In an announcement on its website, Nintendo confirmed that the YouTube app for the 3DS will be officially shutting down on the 3rd of September. They note that the YouTube app will continue to exist for both the Nintendo Switch and the Wii U, although we can’t imagine that support for the Wii U will continue much longer either given the focus on the Switch these days.
Sony Mobile is looking to shutter two more apps according to notices that have appeared. Both the ‘What's New' app and the ‘Audio Recorder' apps will be retired on 30 September 2019. The ‘What's New' app was Sony's curated selection of apps that it was looking to promote. Most users always looked for a way to disable the app, so we don't imagine many will miss it.

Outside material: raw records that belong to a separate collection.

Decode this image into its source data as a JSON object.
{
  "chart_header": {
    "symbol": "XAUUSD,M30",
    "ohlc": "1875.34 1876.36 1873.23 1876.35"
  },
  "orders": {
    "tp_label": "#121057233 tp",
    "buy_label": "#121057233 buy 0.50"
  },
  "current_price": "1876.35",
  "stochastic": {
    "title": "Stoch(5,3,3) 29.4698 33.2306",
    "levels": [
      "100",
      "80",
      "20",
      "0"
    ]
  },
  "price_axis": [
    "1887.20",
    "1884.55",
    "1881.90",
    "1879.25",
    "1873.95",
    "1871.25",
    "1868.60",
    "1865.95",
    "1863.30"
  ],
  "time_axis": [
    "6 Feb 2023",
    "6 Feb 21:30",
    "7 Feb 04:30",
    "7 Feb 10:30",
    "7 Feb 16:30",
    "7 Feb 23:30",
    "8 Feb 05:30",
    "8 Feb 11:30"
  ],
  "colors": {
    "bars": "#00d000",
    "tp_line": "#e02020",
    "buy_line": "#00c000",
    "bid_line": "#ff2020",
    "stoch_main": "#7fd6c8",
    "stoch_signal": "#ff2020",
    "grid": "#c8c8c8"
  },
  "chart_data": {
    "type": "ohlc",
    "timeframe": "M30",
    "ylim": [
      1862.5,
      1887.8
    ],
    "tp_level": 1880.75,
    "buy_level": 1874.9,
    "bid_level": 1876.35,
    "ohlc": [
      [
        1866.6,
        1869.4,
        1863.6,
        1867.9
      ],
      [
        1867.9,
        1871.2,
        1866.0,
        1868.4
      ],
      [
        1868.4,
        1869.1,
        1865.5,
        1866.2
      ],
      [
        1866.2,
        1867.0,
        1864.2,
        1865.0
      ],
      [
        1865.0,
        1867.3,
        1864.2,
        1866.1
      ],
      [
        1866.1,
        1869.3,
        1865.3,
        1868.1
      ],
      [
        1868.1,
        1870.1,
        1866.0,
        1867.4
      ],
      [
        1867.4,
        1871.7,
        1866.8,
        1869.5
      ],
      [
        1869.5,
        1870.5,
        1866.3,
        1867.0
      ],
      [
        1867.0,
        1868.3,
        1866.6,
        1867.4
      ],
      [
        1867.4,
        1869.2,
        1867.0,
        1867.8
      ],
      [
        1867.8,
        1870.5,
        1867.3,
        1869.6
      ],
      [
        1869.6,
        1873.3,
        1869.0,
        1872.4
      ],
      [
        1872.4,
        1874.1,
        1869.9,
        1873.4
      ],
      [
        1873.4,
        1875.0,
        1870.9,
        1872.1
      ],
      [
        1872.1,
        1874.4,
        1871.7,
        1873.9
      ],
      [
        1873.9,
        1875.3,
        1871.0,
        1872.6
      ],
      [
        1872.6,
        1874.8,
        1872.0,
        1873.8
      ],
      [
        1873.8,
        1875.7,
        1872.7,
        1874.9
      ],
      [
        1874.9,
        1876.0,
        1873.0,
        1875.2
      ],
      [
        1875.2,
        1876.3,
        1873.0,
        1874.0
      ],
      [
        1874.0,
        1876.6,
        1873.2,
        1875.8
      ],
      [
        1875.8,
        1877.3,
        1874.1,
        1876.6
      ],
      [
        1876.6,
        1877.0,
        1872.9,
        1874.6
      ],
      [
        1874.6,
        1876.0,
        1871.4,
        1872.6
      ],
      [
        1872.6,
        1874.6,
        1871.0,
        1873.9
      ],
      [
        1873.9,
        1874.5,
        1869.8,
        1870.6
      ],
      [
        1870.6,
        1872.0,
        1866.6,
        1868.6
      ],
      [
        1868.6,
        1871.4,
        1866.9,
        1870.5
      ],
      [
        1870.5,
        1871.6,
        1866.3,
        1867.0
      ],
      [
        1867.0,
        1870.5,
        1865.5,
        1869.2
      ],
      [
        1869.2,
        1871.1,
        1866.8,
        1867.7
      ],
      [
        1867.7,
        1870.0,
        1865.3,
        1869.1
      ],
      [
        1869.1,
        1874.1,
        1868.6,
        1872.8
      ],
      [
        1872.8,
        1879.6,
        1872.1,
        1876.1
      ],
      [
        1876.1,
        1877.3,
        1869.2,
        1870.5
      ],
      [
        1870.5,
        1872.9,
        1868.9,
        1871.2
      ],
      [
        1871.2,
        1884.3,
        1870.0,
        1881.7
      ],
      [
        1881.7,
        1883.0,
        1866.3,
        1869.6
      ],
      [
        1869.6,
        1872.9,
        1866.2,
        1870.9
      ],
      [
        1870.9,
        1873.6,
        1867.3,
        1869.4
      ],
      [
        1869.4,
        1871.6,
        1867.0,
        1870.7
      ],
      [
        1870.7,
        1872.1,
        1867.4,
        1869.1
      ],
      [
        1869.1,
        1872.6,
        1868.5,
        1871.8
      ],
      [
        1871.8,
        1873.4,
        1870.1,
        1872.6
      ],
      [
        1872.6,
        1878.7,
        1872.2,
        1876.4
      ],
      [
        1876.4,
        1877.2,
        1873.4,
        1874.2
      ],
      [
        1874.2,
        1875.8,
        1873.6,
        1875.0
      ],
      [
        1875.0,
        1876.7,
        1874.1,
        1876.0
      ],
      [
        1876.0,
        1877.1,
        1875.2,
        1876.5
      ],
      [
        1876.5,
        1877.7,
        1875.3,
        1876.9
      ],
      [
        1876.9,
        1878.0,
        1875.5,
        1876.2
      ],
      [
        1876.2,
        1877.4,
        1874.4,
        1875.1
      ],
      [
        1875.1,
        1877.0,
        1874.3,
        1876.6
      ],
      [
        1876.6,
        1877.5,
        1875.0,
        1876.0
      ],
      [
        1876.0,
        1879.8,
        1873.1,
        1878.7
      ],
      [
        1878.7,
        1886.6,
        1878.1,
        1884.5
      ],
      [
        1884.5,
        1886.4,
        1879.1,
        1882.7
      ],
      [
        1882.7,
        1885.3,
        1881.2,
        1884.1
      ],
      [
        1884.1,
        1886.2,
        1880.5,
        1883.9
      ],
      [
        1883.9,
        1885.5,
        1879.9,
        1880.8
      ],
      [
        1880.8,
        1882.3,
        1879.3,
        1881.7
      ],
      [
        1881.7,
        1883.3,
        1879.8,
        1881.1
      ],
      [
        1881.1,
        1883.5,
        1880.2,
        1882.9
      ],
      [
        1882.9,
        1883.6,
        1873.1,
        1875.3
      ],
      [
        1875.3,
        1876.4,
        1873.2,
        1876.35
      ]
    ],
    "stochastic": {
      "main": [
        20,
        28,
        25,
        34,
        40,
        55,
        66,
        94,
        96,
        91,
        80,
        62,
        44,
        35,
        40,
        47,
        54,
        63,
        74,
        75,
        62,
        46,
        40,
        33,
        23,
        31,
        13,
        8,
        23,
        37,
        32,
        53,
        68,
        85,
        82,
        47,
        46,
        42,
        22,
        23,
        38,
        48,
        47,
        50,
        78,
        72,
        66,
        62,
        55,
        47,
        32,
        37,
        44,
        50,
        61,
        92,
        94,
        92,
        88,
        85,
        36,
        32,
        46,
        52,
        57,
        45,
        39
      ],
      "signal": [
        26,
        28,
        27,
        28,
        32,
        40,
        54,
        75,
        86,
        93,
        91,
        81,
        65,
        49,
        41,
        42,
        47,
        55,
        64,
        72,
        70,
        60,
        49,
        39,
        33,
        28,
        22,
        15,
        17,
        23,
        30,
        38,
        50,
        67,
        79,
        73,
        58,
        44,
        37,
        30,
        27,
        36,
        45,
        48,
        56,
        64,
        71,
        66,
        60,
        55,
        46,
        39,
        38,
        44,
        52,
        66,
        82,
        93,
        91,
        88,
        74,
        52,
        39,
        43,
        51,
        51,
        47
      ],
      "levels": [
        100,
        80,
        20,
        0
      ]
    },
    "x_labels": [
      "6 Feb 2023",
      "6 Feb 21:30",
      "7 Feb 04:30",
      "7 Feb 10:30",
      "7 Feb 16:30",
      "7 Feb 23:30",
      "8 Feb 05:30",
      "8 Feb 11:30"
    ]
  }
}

WASHINGTON — The United States and Japan are working on a trade deal involving agriculture and autos that could be agreed by President Donald Trump and Prime Minister Shinzo Abe when they meet in New York in September, three industry sources familiar with the discussions said on Tuesday. An auto industry official said the deal could involve Japan offering U.S. farmers new access to its market in return for Washington reducing tariffs on certain Japanese auto parts. But he emphasized the talks remain fluid. Such a deal would give Abe a win on autos, while helping Trump shore up support among farmers, an important constituency ahead of the 2020 presidential election. A second source familiar with the discussions said the Trump administration was looking for increased access for U.S. beef and pork products. Improved access to the Japanese market would help the United States compete with members of the Comprehensive and Progressive Agreement for Trans-Pacific Partnership (CPTPP), a trade agreement among Australia, Brunei, Canada, Chile, Japan, Malaysia, Mexico, New Zealand, Peru, Singapore and Vietnam. One of Trump's first acts as president was to pull the United States out of that agreement's predecessor, which killed the deal. Trump and Abe discussed trade in Osaka, Japan, during a Group of 20 meeting last month, but no details of their talks were released. Politico on Tuesday reported some sort of a deal was possible in September. Although Abe is one of Trump's closest allies on the world stage, the president has threatened to impose steep tariffs on car imports from Japan and the European Union to even out what he calls unfair trade imbalances. Abe is eager to see the threat taken off the table. Trump has repeatedly said he is unhappy with Japan's trade surplus with the United States, which was $67.6 billion in goods in 2018, with nearly two-thirds coming from auto exports, according to U.S. figures. Trump has threatened to impose 25% tariffs on imported Japanese cars on national security grounds but delayed those as trade talks continue. The leaders agreed last September to discuss an arrangement that protects Japanese automakers from further tariffs while negotiations are under way. The deal would not require congressional approval since the U.S. president can eliminate or reduce tariffs on products that have a duty of less than 5%, and most auto parts tariffs are roughly 3-6%. Asked about the possibility of such a deal, a Japanese government official declined to comment but said working level discussions on trade were under way. The official said no significant progress would come until after July 21 elections for Japan's upper house of parliament. "We have a mutual understanding that we should find common ground so we can find a final settlement," the official told Reuters. A source familiar with the Japanese government's position said the idea of a mini-trade deal was "interesting and reasonable", but another source said talks needed to cover "all items, not just auto and agriculture". Both spoke on condition of anonymity. The U.S. Trade Representative's office had no immediate comment on the possibility of a deal. A U.S. Commerce Department official also declined to comment.